Mounting criticism of young journalist’s death sentence

Reporters Without Borders appeals to President Hamid Karzai,
currently attending the World Economic Forum in the Swiss resort of
Davos, to quickly respond to the many appeals for clemency for Sayed
Perwiz Kambakhsh, the young journalist who has been sentenced to death
by a court in Mazar-i-Sharif, the capital of the northern province of

“Kambakhsh’s death sentence was the outcome of an
unfair trial orchestrated by local officials and extremist religious
leaders,” the organisation said. “We urge President Karzai to take a
swift and clear decision in this case, which threatens press freedom in
his country.”

A petition for Kambakhsh’s release can be signed on the Reporters Without Borders website at:

United Nations, many European countries and the European parliament’s
president have all condemned Kambakhsh’s arrest and death sentence.

provincial state prosecutor Hafizullah Khaliqyar has nonetheless
dismissed the charges that the court violated human rights and press
freedom, insisting that the verdict was given “in accordance with
Islam’s values.”

The case is now supposed to go before an appeal
court, but Balkh provincial judge Fazel Wahab said “only President
Hamid Karzai is in a position to pardon Kambakhsh because he confessed
to his crime.”

Sayed Yaqub Ibrahimi, Kambakhsh’s brother, said
the verdict was “unjust.” Kambakhsh was not represented by a lawyer and
was forbidden to defend himself. It appears that Ibrahimi is the real
target in this case. A respected journalist who has covered the
political situation in the north for International War and Peace
Reporting, an NGO, he has been getting death threats for months from
the sidekicks of local officials and the security forces have searched
his home several times, warning him of more reprisals to come.

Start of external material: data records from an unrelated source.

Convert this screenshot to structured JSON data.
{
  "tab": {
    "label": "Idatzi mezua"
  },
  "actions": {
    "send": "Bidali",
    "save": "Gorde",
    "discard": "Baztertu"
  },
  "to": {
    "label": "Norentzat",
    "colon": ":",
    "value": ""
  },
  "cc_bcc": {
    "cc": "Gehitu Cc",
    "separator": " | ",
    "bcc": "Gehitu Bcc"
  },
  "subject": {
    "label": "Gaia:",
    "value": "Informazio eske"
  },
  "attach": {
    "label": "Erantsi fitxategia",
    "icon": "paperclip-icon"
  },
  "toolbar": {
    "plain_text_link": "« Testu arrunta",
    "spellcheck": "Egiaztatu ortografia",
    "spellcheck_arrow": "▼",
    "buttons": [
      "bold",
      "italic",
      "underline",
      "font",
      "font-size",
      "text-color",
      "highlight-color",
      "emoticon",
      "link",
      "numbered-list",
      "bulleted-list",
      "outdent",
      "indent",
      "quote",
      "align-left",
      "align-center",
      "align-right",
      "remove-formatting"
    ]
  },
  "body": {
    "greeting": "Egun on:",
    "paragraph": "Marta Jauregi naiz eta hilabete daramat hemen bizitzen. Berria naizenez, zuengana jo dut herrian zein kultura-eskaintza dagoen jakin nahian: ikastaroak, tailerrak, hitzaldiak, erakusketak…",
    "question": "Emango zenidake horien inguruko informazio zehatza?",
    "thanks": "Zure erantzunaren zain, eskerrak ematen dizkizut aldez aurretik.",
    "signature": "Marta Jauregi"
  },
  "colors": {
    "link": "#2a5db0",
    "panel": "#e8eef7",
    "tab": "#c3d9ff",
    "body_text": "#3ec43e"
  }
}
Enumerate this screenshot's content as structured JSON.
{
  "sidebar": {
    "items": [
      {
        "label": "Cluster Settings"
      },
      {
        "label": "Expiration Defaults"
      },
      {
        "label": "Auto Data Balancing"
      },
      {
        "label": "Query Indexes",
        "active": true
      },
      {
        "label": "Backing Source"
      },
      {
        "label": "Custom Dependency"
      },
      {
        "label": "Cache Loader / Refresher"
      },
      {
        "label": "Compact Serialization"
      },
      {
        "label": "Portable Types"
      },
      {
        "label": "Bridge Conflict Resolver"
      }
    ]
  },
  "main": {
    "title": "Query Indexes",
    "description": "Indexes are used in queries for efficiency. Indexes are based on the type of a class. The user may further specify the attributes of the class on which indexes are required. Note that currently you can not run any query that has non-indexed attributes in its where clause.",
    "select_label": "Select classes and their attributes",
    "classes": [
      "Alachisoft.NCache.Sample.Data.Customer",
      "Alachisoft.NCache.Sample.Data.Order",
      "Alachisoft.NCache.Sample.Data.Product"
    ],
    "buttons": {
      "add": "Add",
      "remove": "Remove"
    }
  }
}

culture and information ministry said it had no authority over the case
because “neither Kambakhsh’s arrest or conviction was linked to his
journalistic activities” and therefore “it is not a press freedom
violation.” The ministry nonetheless added that it was “confident that
the Afghan judicial system will handle the issue of the death penalty
with the utmost care and will render justice, especially as the lower
court’s sentence is not final.”

Rahimullah Samandar, the head of
the Afghanistan Independent Journalists Association, firmly condemned
the trial and verdict on the grounds that they violated the
constitutional rights to a legal defence and to free speech. He vowed
to appeal to national and international courts, and called on President
Karzai to overturn the verdict.

The French foreign ministry has
expressed outrage at the verdict. “France stresses that it is
completely opposed to the death penalty,” the ministry said. “Freedom
of expression must be guaranteed, respecting the principles and values
enshrined in the Afghan constitution.”

The president of the European parliament called on the Afghan authorities on 18 January to release Kambakhsh.